Google has introduced a new two-step authentication feature for Gmail users that it says will significantly increase the security of the free mail service. The system enables users to set up a method for obtaining a secret code that will be required, along with a password, to access a Gmail account.
The new two-factor authentication system is a voluntary program right now, although it could become mandatory at some point in the future. Gmail, like virtually all other webmail services, has been a frequent target of attacks, both sophisticated and mundane, aimed at hijacking users’ accounts. The most famous of these was an attack that was part of the Aurora operation against Google and others, part of which targeted the Gmail accounts of Chinese dissidents.
Under the new authentication system for Gmail, which the company announced today, users will have the option in their Account Settings page of enabling a setting that will require them to enter a code as well as a password. Google will send that code to the user via SMS or a phone call. Users also will have the option of installing an app on the mobile device that can generate the code locally.
“Once you enable 2-step verification, you’ll see an extra page that
prompts you for a code when you sign in to your account. After entering
your password, Google will call you with the code, send you an SMS
message or give you the choice to generate the code for yourself using a
mobile application on your Android, BlackBerry or iPhone device. The
choice is up to you. When you enter this code after correctly submitting
your password we’ll have a pretty good idea that the person signing in
is actually you,” the company said.
“It’s an extra step, but it’s one that significantly improves the
security of your Google Account because it requires the powerful
combination of both something you know—your username and password—and something that only you should have—your phone.
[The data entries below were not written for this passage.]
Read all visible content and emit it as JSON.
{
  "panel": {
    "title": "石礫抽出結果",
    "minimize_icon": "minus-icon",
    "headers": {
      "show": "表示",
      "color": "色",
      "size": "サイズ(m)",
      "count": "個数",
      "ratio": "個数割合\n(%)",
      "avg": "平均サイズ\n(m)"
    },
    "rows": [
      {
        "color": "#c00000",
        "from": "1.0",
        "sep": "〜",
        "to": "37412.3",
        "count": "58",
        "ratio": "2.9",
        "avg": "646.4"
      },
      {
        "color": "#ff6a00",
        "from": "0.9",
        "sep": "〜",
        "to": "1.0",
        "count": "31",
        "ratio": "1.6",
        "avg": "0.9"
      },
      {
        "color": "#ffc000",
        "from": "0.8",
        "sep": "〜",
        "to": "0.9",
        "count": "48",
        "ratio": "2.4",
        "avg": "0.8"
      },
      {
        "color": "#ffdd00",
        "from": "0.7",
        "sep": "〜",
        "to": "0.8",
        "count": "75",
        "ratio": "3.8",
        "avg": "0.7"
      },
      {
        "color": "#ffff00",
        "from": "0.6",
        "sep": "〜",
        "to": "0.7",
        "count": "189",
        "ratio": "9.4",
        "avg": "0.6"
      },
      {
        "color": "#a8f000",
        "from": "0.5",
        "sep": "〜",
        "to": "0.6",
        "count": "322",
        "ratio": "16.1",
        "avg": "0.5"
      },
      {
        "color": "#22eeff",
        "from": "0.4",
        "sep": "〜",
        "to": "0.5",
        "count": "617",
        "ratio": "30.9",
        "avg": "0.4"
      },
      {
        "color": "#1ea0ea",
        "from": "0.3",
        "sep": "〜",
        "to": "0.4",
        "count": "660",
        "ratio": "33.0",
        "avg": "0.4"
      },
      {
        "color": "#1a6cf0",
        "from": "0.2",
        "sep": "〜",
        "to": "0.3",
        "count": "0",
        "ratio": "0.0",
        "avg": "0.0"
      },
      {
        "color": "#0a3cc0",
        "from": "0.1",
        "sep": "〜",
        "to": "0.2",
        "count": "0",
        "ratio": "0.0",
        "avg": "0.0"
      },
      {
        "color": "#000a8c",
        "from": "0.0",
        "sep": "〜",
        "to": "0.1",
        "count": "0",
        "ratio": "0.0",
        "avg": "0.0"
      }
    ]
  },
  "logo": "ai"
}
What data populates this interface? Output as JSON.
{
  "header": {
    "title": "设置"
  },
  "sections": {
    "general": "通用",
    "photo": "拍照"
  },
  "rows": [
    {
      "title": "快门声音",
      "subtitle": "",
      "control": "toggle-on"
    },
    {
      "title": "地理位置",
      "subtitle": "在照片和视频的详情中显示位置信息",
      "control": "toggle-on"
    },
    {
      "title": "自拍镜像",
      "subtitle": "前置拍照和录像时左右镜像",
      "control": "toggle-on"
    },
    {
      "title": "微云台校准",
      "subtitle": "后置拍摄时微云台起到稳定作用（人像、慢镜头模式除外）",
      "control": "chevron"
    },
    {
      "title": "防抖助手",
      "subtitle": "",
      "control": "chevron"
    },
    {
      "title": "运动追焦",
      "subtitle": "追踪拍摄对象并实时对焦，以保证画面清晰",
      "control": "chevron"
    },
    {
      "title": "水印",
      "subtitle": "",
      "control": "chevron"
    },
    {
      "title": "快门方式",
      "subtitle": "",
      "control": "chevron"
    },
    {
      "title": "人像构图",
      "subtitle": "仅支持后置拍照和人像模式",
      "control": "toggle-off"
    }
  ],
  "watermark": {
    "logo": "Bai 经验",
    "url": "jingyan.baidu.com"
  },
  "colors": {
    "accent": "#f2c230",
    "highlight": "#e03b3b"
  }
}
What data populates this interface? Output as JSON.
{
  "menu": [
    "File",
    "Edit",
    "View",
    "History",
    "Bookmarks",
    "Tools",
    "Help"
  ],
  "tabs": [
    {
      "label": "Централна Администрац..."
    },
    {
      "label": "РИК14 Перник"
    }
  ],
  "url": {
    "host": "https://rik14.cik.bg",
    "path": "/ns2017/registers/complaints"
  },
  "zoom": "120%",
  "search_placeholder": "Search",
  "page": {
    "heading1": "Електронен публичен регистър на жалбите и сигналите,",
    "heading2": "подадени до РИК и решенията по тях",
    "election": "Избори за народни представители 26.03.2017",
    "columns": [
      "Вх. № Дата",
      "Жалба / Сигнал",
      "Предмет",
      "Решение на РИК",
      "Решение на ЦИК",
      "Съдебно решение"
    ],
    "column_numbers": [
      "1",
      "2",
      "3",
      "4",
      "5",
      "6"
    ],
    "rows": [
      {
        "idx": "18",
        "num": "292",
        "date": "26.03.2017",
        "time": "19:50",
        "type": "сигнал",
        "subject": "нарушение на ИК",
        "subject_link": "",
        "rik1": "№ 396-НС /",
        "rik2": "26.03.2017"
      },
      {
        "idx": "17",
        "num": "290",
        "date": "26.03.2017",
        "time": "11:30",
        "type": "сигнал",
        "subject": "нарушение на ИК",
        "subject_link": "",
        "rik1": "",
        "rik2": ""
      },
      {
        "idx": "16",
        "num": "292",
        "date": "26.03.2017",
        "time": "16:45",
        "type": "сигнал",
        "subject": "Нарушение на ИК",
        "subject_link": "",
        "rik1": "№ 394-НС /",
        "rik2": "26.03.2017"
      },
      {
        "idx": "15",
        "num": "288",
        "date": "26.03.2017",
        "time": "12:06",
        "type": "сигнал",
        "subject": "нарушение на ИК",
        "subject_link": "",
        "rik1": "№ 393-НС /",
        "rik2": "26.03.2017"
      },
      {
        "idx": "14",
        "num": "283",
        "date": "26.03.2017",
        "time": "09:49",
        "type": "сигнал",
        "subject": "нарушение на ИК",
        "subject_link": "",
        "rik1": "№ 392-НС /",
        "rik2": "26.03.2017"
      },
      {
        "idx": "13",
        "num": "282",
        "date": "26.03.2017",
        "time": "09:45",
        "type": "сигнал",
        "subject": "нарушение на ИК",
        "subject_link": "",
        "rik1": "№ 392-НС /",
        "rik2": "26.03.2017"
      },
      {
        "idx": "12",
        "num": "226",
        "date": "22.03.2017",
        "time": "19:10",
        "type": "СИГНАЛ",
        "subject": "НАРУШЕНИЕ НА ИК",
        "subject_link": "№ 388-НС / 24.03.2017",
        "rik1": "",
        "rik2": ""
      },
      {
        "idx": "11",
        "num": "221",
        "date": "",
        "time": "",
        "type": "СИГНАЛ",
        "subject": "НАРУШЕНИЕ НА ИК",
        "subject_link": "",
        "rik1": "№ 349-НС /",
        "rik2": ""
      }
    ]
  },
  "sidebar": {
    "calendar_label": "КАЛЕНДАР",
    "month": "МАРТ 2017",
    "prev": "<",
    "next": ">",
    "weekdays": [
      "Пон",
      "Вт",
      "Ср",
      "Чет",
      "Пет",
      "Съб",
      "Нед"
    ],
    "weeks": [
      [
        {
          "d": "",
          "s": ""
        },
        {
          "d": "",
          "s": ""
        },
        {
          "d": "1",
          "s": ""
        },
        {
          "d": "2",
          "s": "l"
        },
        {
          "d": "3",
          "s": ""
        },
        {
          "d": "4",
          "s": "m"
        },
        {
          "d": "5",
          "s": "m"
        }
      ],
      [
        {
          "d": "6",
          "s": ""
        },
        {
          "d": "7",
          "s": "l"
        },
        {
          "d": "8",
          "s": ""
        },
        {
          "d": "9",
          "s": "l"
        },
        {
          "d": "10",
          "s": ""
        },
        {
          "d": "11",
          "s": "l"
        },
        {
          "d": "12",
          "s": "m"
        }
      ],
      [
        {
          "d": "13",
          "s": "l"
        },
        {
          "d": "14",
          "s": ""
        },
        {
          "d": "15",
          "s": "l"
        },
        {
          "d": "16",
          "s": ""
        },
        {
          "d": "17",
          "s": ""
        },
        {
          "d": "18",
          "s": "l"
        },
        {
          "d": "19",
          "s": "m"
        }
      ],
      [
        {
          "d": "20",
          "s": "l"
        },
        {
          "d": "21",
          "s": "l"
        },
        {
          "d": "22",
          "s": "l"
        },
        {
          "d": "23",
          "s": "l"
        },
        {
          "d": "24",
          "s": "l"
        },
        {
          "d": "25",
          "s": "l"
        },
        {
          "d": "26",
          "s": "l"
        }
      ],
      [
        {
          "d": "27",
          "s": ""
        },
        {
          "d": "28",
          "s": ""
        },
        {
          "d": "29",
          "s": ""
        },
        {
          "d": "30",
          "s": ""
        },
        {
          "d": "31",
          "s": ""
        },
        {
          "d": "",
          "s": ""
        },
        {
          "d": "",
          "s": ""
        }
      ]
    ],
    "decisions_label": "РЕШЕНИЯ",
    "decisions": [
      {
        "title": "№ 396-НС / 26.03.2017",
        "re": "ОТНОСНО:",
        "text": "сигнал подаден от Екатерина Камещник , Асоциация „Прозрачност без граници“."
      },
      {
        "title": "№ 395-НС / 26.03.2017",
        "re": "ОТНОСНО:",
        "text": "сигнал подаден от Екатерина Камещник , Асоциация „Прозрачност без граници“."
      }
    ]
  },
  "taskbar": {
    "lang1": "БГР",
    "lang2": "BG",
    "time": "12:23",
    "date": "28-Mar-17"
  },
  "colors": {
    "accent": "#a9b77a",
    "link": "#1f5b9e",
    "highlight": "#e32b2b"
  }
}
A hacker would need access to both of these factors to gain access to your account.”
The system is similar in intent to ones used by some banks to offer an extra measure of security for online banking. Some banks allow users to select a picture that they then must identify during the login process, along with entering a username and password, while others allow users to set up an SMS verification system like the Gmail method. The Gmail system follows on the heels of a similar one that Google introduced for Google Apps recently.